+++ Material for this exercise

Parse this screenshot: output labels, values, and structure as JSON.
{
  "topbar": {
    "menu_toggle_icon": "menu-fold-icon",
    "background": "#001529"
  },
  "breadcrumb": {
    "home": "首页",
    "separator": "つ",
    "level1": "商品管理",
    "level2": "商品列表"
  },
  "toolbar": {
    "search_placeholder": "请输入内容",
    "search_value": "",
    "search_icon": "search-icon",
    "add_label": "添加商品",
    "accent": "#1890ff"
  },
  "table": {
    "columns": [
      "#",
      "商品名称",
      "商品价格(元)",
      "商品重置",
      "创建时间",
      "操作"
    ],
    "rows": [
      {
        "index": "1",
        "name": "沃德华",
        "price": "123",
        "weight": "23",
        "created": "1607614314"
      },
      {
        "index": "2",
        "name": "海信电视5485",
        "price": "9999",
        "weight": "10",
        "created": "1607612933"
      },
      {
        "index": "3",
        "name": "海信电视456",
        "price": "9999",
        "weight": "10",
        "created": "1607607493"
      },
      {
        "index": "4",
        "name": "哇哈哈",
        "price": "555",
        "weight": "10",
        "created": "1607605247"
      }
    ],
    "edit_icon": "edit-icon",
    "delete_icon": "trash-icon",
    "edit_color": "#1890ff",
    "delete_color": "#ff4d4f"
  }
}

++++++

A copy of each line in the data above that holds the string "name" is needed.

*Answer for this exercise*
        "name": "沃德华",
        "name": "海信电视5485",
        "name": "海信电视456",
        "name": "哇哈哈",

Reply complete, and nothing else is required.